Depending on the way your iron has been built and designed, distilled water could potentially cause some serious damage and corrosion. Typically the manufacturer of your iron will make it abundantly clear whether or not this applies to your iron, so there isn’t too much need for concern. It is still advised to double-check though in your user manual or online.
In addition to this, it could be that distilled iron water is causing your iron to spit and or leak. This is due to distilled ironing water not containing any impurities, meaning that it will boil at a higher temperature. Most irons will heat the water in the heating chamber at 100°C (212° F), which converts it to steam. The distilled water has which hasn’t yet been vapourised will subsequently leak through the steam holes and will likely create watermarks on your clothes and ironing board.
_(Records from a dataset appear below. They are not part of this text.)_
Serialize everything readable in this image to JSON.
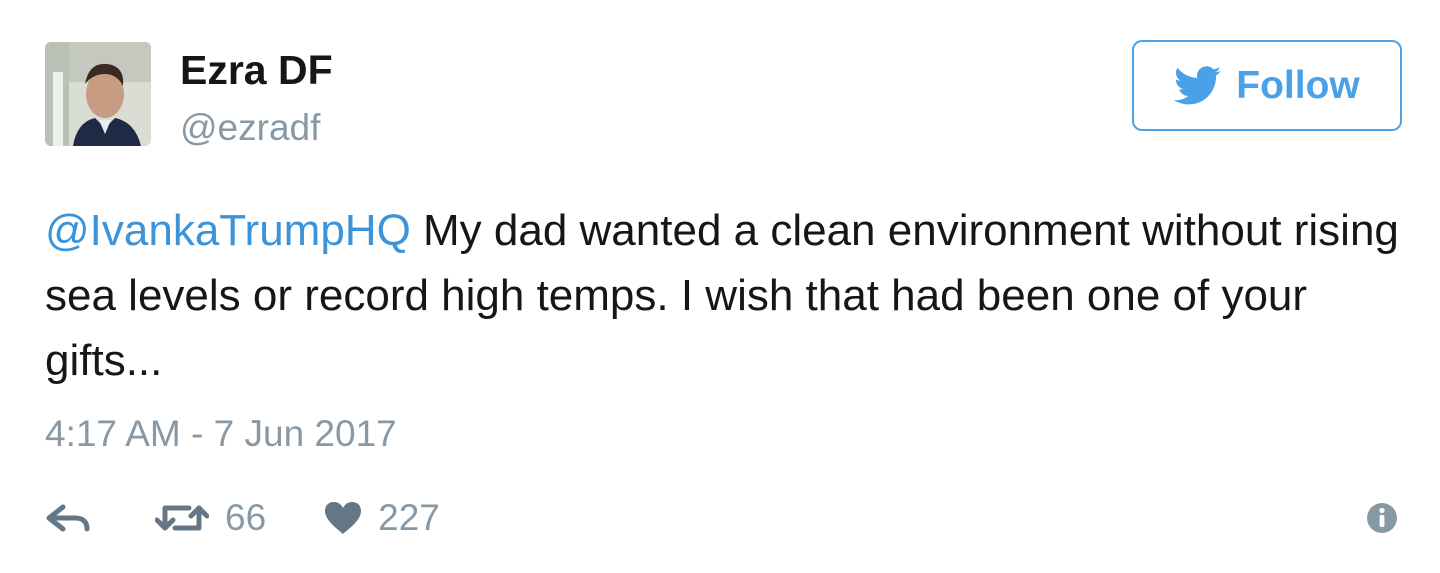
{
  "tweet": {
    "author": {
      "display_name": "Ezra DF",
      "handle": "@ezradf",
      "avatar_icon": "profile-photo"
    },
    "follow_button": {
      "label": "Follow",
      "icon": "twitter-bird-icon"
    },
    "text": {
      "mention": "@IvankaTrumpHQ",
      "body": " My dad wanted a clean environment without rising sea levels or record high temps. I wish that had been one of your gifts..."
    },
    "timestamp": "4:17 AM - 7 Jun 2017",
    "actions": {
      "reply_icon": "reply-icon",
      "retweet_icon": "retweet-icon",
      "retweet_count": "66",
      "like_icon": "heart-icon",
      "like_count": "227",
      "info_icon": "info-icon"
    },
    "colors": {
      "link": "#3b94d9",
      "follow_accent": "#4aa1e8",
      "meta_gray": "#8899a6",
      "icon_gray": "#657786",
      "text": "#14171a"
    }
  }
}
When to use Iron Distilled Water
Distilled water prevents hard water from building up in your iron, hard water is the water that contains a high concentration of minerals, for example, magnesium carbonates, calcium, bicarbonates, and sulfates. As time progresses, these mineral deposits will become limescale and start to clog up the inside of your steam iron.
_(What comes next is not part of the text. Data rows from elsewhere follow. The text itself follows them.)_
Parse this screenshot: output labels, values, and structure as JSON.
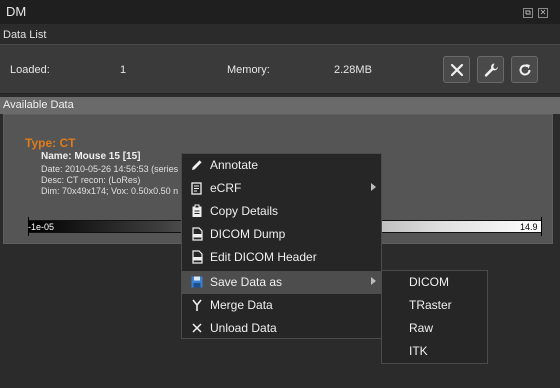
{
  "window": {
    "title": "DM",
    "float_icon": "restore-icon",
    "close_icon": "close-icon"
  },
  "data_list": {
    "label": "Data List",
    "loaded_label": "Loaded:",
    "loaded_value": "1",
    "memory_label": "Memory:",
    "memory_value": "2.28MB",
    "buttons": [
      "close-icon",
      "wrench-icon",
      "refresh-icon"
    ]
  },
  "available": {
    "header": "Available Data",
    "item": {
      "type": "Type: CT",
      "name": "Name: Mouse 15 [15]",
      "date": "Date: 2010-05-26 14:56:53 (series",
      "desc": "Desc: CT recon: (LoRes)",
      "dim": "Dim: 70x49x174; Vox: 0.50x0.50 n",
      "range_min": "-1e-05",
      "range_max": "14.9"
    }
  },
  "context_menu": {
    "items": [
      {
        "label": "Annotate",
        "icon": "pencil-icon",
        "submenu": false
      },
      {
        "label": "eCRF",
        "icon": "document-icon",
        "submenu": true
      },
      {
        "label": "Copy Details",
        "icon": "clipboard-icon",
        "submenu": false
      },
      {
        "label": "DICOM Dump",
        "icon": "dicom-file-icon",
        "submenu": false
      },
      {
        "label": "Edit DICOM Header",
        "icon": "dicom-file-icon",
        "submenu": false
      },
      {
        "label": "Save Data as",
        "icon": "floppy-disk-icon",
        "submenu": true,
        "highlighted": true
      },
      {
        "label": "Merge Data",
        "icon": "merge-icon",
        "submenu": false
      },
      {
        "label": "Unload Data",
        "icon": "x-icon",
        "submenu": false
      }
    ]
  },
  "save_submenu": {
    "items": [
      "DICOM",
      "TRaster",
      "Raw",
      "ITK"
    ]
  },
  "colors": {
    "accent_type": "#e07b1a",
    "menu_bg": "#262626",
    "menu_highlight": "#4d4d4d",
    "floppy_blue": "#3b7fd1"
  }
}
It is pretty easy to identify whether or not the area you reside in has hard water or not. Firstly, check your kettle for limescale, if there are white substances stuck to the base or the heating elements then you have a limescale issue and will most likely live in a hard water area, and you can also check other appliances that take water to see whether any limescale has developed on them too. Even if you live in what might be considered a soft water area, you might still need to mix tap water with filtered water.
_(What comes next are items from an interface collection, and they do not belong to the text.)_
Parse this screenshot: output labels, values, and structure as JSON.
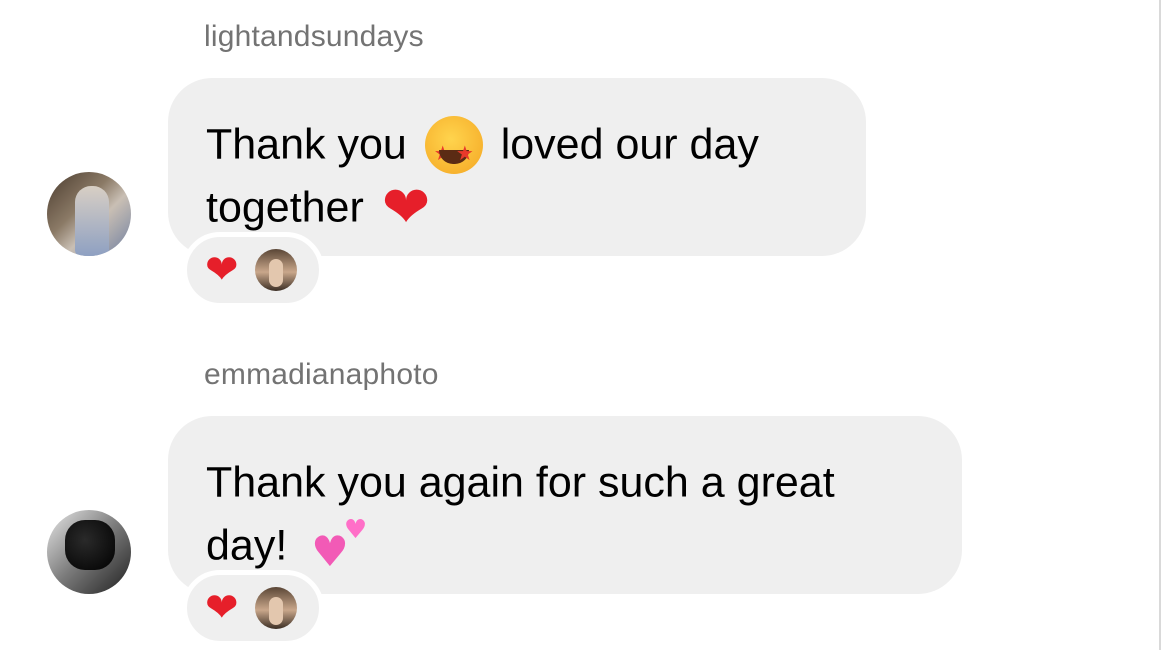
{
  "messages": [
    {
      "sender": "lightandsundays",
      "text_line1_a": "Thank you",
      "text_line1_b": "loved our day",
      "text_line2": "together",
      "reaction": "❤"
    },
    {
      "sender": "emmadianaphoto",
      "text_line1": "Thank you again for such a great",
      "text_line2": "day!",
      "reaction": "❤"
    }
  ],
  "icons": [
    "star-struck-emoji-icon",
    "red-heart-icon",
    "two-hearts-icon",
    "avatar-icon"
  ],
  "colors": {
    "bubble": "#efefef",
    "sender_text": "#737373",
    "heart_red": "#e61f2a",
    "heart_pink": "#f25ab6"
  }
}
Large quantities of salt can also cause metal parts of your iron to rust, this will age your iron and in addition to that, cause your iron water to turn brown due to rust deposits. This water is no good and can even cause undesirable stains on your clothing too, once the rust has settled in your iron it will come out of your steam vents and there is almost nothing you can do apart from replacing the iron with a new one.
If you live in an area that borders or is extremely close to the sea, the salt content in your water is likely to be pretty high, and you should therefore use either filtered water, spring water, or bottled water in your iron.
When it comes to your steam generator iron, careful consideration and research should be implemented before you make any decisions. It is important to read the user manual carefully and make sure that your iron requires either distilled water, filtered water, bottled water, or tap water, or even a combination of these (50%/50% is always a good idea).
Some of the older iron designs are made to literally only use distilled water alone, whereas most of the latest irons are manufactured to accommodate the convenience and cost-efficiency of using tap water.
Finding the right iron for you and your ironing requirements is the most important thing, and the longevity of your iron is dependant on what you put in it. So, making sure that you have all the equipment and the right water for your iron will ensure that your iron lasts a long time and performs well.
I am a content strategist and the administrator of this website. Professionally, I am an assistant Electronics professor at the University of Chester. I love to read about my profession and have a lot of interest in various home electronics appliances. Freely contact us if you have any queries regarding steam irons and other electronic devices.